Lionel Ridenour, VP of black music for Arista, also believes that Cox has hit home at radio because of her substantive persona. "She's succeeded without being on the trendy gimmicky side of things, with all style and no substance," he says. "Any shortcomings she may have had on the first album have been totally overcome by making a record that is classic. These are songs that will be redone 20 or 30 years from now."
Part of Cox's run of success, particularly at top 40/rhythm stations, has come by way of a handful of potent dance remixes, including "Who Do You Love" from the first album, "Things Just Ain't The Same," "Nobody's Supposed To Be Here," and "It's Over Now" The latter three all hit No. ion Billboard's Hot Dance Music/ Club Play chart.
Cox displays no discomfort at having her work refashioned to reach a wider demographic. "When we did the first dance mix for 'Who Do You Love,' I wondered if I was going in too many directions because it was my first time out, and I was getting acclimated to the music environment. But once it was out, it seemed so natural.
"I'm not afraid to try different things now; I want people to hear a record from Deborah Cox and think, 'It's Deborah,' not the R&B diva," she says. "I just want to be able to make music, like The Artist [Formerly Known As Prince]. It's been great, really, because I don't want to be locked into any one format. Longevity comes from giving people a taste of all your musical styles, and it's way more interesting for me as an artist."
"It's a good thing," says Nathaniel at WHRK. "Unfortunately radio tends to pigeonhole artists. Remixes give an artist more mass appeal and thus a greater shot at longevity Get as many remixes out there as you can and market to all music genres. Everybody ought to do it."
Adds Ridenour at Arista, "Obviously, the success we've had with Whitney Houston and her dance remixes has been tremendous for her career. You don't want to put yourself in one niche if you can keep the credibility of the lyric and allow a song to be uptempo and fun. We would be doing a disservice to Deborah not to put those kinds of records together."
Cox has also worked different angles as a participant in the last Lilith Fair tour with fellow Canadian Sarah McLachlan and her evolving ensemble. "It allowed me to be free artistically" Cox says. "I did some stuff on that stage that I normally wouldn't--a Stevie Wonder medley 'Angel' with Sarah, 'Everyday Is A Winding Road' with Sheryl Crow, 'Closer To Fine' with Indigo Girls, a version of Cyndi Lauper's 'True Colors.' There was complete unity musically and it was a wonderful experience."

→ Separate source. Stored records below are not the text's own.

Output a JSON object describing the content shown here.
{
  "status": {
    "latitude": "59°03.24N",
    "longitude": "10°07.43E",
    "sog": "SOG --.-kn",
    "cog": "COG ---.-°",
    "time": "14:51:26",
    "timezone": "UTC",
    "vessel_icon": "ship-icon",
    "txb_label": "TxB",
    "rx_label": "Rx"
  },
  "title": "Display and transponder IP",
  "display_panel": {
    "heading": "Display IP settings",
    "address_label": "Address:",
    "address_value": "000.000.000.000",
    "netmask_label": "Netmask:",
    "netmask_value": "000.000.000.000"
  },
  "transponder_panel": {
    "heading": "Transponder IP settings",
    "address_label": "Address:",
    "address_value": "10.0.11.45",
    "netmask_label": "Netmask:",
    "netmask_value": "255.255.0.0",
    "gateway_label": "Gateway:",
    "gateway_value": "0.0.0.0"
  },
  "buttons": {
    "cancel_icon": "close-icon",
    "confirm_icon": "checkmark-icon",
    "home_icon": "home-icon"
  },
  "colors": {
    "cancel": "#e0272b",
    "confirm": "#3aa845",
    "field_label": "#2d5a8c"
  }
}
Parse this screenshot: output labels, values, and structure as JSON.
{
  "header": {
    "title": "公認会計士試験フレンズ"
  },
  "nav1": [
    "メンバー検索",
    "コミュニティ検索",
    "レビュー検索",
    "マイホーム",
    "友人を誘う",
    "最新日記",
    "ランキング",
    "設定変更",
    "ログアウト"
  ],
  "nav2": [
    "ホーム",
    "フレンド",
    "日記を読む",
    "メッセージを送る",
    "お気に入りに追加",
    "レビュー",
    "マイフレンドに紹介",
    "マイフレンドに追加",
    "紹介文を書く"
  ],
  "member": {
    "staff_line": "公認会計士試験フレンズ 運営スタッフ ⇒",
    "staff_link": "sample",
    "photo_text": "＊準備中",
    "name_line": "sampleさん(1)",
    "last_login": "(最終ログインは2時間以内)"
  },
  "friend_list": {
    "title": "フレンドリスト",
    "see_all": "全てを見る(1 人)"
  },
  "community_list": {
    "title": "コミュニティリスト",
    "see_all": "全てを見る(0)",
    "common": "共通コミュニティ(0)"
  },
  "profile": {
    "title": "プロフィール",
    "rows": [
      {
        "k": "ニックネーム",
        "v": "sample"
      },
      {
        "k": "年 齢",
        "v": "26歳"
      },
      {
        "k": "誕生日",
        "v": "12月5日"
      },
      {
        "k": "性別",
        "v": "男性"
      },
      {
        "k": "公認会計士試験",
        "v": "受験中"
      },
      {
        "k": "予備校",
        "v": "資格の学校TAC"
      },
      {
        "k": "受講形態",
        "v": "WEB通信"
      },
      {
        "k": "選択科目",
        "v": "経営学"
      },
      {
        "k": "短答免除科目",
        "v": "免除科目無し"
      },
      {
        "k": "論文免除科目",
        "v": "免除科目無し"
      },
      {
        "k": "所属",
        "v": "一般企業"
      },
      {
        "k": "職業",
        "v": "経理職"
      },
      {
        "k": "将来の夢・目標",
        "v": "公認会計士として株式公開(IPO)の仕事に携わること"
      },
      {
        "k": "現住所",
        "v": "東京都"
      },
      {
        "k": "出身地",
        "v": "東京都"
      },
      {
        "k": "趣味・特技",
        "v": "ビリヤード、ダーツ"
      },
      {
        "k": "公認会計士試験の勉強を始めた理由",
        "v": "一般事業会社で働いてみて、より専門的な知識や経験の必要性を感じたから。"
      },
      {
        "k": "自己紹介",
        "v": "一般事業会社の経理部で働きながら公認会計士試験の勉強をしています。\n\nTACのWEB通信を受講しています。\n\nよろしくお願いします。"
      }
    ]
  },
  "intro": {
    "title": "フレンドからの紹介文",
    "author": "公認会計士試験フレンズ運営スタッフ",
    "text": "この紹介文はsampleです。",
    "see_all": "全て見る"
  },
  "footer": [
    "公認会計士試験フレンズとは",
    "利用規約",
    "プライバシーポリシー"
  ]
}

Lilith was but one stop of what has been an awfully saturated schedule, from album promotion to warming up for the Isley Brothers, awards shows (including a nod for best R&B/soul single by a female for "It's Over Now" at the 1999 Soul Train Music Awards and for R&B/soul or rap song of the year for "Nobody's Supposed To Be Here" at the 1999 Soul Train Lady of Soul Awards), videos, and then a warm-up stint for R. Kelly. Cox is now preparing for more touring, with stops in Germany and South America.
In the meantime, Arista is readying her next single, the hip-hop-flavored "September," which Cox penned with New York producers Stevie J. and Gordon Chambers.
"I don't want to stop because I couldn't possibly miss out on these wonderful experiences," she says.
For the future, Cox intends to just keep on keeping on. "I've been extremely blessed this year. I can honestly say I'm happy" she says. "I just hope I can be a total artist in the sense that when you hear my name, you won't think of any one format. You'll wonder whether the next project will be dance, R&B, or jazz--like back in the day when it was all just music."
Author: Chuck Taylor
Typed by: Michele Knight
Photos: All Photos are not a part of the billboard magazine article, but rather, are photographs that were taken at lilith fair.